Tabletop PlayersTabletop players are usually set up on both sides of the mixer, just like turntables. Some of these players feature pressure-sensitive platters that let you simulate scratching or cueing a record by spinning it forward or backward. Some players also offer platter effects like reverse, brake, and more.
Dual PlayersDual rackmount players offer versatile setup options with two rackmountable units—one with two front-loading CD slots, the other with the controls. Dual rackmount players come with speed-sensitive jog wheels that let you speed up and slow down the song as you would a record on a turntable for scratching and beat juggling. A dial around the wheel lets you fast-forward and rewind a song.
Audio formatsWhen buying a digital player, be sure to check out the audio formats it supports; most newer players support MP3s and other compressed digital formats, but if you use less common lossless formats such as FLAC files, you’ll want to ensure the player can read them.Some advanced models that will even let you play audio from wireless sources r the ultimate versatility.
Common DJ media player features
- An eject lock button prevents accidentally ejecting a disk during play. It can be turned off if you want to do quick disk switches.
- If you plan on playing in dark clubs, make sure your digital player has a bright, backlit LCD display (most players do).
- All players include pitch control that speed up and slow down the music’s pitch. With pitch bender control, the speed changes while the pitch remains the same. Some models provide auto beat-syncing with the touch of a button
- Most digital players let you set cue points so you can instantly access a certain spot in a song with the push of a button. Some players let you save cue points to a removable memory card.
- Looping lets you select the start and the end points of a selection so it plays repeatedly at the touch of a reloop button. Called seamless looping, it can be used to extend songs, which is handy when creating your own mixes. Seamless loops are a great way to add a consistent bass and drum track that helps pull your music together.
- Many digital players include effects like filter, echo, phase, flanger, transform and pan. While the effect is enabled, the platter and other controls can be used to change the parameters of the effect to create dynamic remixes.
- Fader start is a common feature that works with compatible mixers so that when you cross-fade over to another channel, the cued song automatically plays without your having to press a button. Fader stop is similar in that it will stop the player as soon as you fade out its channel. Fader stop can be configured to reset the CD to a given cue point. This feature is especially handy for beat juggling.

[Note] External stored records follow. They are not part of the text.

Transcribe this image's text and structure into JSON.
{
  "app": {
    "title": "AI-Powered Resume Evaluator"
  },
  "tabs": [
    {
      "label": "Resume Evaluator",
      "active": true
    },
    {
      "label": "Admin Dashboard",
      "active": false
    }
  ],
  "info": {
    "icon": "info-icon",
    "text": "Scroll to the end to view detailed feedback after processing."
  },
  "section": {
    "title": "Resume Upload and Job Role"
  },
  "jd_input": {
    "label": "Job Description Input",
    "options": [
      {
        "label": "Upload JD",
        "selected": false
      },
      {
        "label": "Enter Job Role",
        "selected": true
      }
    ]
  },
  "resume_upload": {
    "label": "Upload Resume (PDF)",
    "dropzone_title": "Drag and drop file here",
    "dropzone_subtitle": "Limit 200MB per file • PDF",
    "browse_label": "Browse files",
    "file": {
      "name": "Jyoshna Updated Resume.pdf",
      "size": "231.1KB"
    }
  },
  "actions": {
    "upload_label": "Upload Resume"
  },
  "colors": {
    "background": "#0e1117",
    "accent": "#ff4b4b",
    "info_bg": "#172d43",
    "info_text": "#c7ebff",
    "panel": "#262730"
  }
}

- Some DJ CD/MP3 players offer data storage with removable memory cards. For example, Pioneer’s CDJ-2000has a memory feature that lets you store wave data as well as cue and loop points to a removable memory card (MMC or SD), the player’s internal memory or an external device. The removable memory card can also be used in any CDJ-2000, so once you’ve stored your favorite cue and loop points they’re stored for life.